• **TASK GOAL**
Look through the records below and copy each line that includes the word "Ελέγχου".

• **TASK INPUTS**
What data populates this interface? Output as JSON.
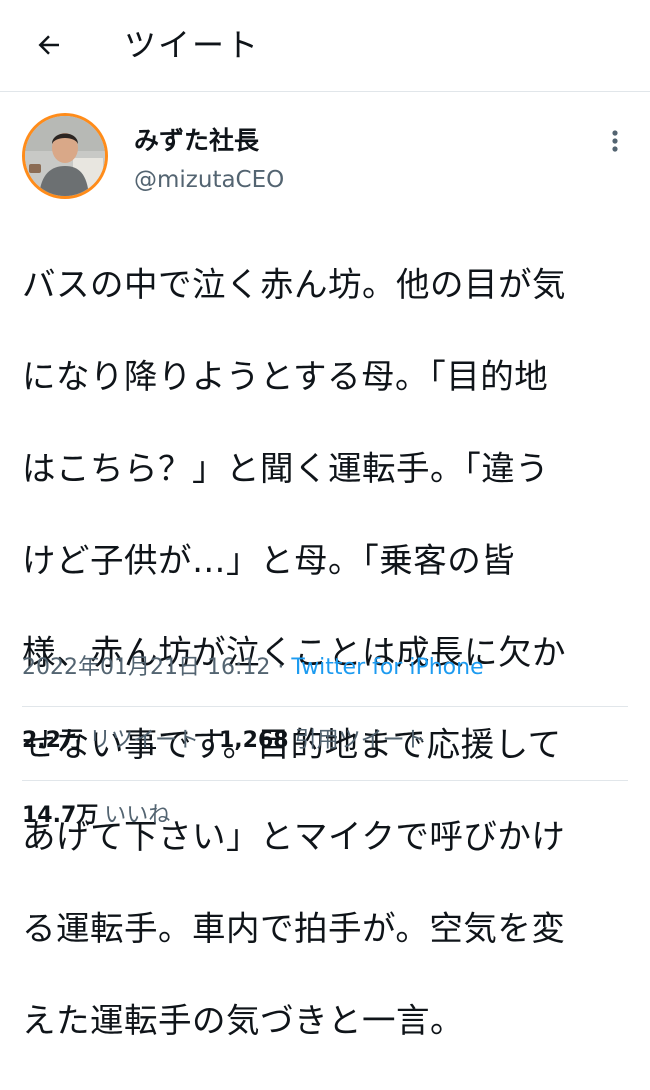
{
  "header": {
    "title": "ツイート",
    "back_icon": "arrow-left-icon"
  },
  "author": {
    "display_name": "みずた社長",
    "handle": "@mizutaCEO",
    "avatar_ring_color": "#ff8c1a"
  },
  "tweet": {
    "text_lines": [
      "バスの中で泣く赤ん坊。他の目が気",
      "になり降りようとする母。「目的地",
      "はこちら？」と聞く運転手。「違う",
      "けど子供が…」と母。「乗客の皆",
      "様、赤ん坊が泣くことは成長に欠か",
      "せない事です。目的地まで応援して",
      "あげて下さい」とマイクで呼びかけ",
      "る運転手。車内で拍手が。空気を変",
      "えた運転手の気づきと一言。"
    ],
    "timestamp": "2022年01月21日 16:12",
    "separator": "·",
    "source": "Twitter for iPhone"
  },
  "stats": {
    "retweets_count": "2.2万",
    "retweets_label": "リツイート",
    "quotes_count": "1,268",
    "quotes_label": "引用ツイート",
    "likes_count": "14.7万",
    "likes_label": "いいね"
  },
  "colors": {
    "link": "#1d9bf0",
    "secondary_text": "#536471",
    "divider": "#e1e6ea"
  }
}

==

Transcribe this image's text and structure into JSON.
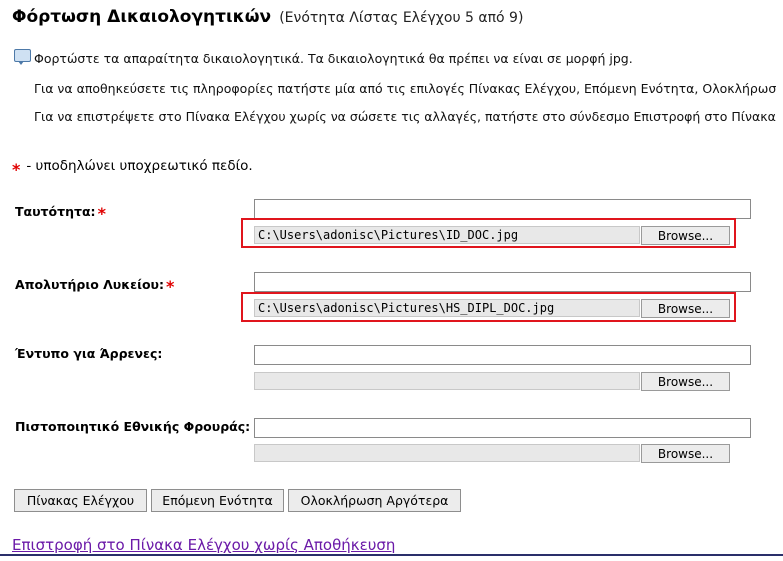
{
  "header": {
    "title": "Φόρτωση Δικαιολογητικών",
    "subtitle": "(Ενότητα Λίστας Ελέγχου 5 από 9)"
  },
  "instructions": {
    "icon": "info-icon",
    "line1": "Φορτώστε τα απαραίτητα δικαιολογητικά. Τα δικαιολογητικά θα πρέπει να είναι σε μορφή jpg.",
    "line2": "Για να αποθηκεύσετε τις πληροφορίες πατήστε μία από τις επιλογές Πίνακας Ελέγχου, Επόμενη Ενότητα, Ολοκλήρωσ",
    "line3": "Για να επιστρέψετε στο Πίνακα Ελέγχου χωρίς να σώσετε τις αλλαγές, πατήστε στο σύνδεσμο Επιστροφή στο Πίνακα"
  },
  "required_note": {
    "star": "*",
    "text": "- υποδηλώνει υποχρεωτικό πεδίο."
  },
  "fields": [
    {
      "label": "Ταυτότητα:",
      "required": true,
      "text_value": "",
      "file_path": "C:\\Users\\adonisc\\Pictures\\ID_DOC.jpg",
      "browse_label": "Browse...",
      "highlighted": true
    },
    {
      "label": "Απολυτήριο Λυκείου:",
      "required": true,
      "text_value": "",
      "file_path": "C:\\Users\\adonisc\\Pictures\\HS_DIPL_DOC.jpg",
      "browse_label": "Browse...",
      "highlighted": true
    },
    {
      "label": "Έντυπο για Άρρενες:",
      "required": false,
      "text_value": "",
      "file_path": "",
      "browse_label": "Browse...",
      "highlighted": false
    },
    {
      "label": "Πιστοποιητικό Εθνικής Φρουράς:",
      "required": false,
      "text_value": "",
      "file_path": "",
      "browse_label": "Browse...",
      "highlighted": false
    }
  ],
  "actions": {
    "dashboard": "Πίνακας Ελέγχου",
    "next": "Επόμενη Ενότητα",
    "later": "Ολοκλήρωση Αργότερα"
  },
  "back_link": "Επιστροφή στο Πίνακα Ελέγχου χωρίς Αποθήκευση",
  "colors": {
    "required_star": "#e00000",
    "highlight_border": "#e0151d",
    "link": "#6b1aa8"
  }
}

• **OUTPUT FOR THIS TASK**
    "subtitle": "(Ενότητα Λίστας Ελέγχου 5 από 9)"
    "line2": "Για να αποθηκεύσετε τις πληροφορίες πατήστε μία από τις επιλογές Πίνακας Ελέγχου, Επόμενη Ενότητα, Ολοκλήρωσ",
    "line3": "Για να επιστρέψετε στο Πίνακα Ελέγχου χωρίς να σώσετε τις αλλαγές, πατήστε στο σύνδεσμο Επιστροφή στο Πίνακα"
    "dashboard": "Πίνακας Ελέγχου",
  "back_link": "Επιστροφή στο Πίνακα Ελέγχου χωρίς Αποθήκευση",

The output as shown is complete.